Within the data that follows, how many lines contain the word "chevron"? Reply with only the number.

────────────────────────────────────────

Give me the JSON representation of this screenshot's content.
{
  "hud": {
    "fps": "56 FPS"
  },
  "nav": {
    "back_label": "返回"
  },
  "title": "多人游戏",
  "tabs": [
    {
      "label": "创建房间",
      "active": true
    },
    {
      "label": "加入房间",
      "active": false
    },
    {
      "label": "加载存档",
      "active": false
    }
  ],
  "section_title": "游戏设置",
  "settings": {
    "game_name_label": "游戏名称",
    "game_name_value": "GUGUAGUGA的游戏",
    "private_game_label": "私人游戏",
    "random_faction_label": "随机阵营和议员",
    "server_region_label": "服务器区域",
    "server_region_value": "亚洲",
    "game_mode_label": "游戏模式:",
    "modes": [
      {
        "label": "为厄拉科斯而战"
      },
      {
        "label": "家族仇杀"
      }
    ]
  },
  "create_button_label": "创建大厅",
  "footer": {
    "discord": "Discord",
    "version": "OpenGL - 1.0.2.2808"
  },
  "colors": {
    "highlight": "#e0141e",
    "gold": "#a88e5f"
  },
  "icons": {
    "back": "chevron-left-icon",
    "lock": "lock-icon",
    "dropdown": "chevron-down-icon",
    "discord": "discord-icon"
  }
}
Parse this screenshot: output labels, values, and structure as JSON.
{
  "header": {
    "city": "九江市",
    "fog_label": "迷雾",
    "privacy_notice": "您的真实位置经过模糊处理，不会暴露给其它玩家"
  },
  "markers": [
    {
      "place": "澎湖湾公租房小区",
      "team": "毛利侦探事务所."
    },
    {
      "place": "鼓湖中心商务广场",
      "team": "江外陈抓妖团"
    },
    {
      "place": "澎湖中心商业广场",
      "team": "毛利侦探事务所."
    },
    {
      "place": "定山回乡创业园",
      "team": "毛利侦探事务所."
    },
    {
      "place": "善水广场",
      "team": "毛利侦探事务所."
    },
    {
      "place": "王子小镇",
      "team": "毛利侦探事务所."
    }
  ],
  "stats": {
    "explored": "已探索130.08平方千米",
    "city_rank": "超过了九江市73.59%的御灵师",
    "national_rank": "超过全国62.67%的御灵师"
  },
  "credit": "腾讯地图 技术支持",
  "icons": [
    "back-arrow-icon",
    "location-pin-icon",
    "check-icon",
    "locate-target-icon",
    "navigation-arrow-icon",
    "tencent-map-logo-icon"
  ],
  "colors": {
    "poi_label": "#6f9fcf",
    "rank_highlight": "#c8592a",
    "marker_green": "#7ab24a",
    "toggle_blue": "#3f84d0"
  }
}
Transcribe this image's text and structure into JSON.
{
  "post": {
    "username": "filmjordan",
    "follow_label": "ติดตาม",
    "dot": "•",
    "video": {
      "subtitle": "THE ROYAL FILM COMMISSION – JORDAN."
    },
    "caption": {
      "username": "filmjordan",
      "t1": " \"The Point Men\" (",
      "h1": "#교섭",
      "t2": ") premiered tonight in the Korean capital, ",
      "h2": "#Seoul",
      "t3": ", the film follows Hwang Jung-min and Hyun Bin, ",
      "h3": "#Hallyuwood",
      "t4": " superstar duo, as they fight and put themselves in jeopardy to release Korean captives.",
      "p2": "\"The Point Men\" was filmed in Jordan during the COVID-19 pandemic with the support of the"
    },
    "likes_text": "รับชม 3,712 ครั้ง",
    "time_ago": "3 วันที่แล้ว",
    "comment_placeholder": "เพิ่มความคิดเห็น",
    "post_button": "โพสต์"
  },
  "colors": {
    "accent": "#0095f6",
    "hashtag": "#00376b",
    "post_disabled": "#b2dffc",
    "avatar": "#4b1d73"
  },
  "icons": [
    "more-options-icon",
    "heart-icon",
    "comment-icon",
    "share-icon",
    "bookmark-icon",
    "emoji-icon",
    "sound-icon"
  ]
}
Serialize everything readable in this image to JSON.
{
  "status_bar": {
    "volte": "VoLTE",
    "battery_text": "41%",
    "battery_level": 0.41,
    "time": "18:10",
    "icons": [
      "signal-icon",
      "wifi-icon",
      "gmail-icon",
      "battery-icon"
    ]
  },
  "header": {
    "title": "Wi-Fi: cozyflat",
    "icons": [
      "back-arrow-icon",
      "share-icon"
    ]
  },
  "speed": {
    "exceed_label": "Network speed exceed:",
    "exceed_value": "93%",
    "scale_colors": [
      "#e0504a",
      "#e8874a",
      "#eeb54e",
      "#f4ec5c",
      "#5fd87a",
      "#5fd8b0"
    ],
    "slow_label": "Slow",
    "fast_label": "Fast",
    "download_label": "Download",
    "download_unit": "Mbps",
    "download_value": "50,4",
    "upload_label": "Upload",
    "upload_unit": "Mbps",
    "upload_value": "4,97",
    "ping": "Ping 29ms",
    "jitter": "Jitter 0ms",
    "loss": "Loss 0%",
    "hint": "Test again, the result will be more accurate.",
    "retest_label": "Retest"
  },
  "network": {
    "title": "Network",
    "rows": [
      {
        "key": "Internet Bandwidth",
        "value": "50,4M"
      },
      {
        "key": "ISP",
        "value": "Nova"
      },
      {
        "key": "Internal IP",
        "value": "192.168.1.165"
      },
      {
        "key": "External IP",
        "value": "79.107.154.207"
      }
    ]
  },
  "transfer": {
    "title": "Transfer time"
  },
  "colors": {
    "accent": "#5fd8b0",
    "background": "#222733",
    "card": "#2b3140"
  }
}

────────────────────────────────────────

#### EXPECTED OUTPUT:
2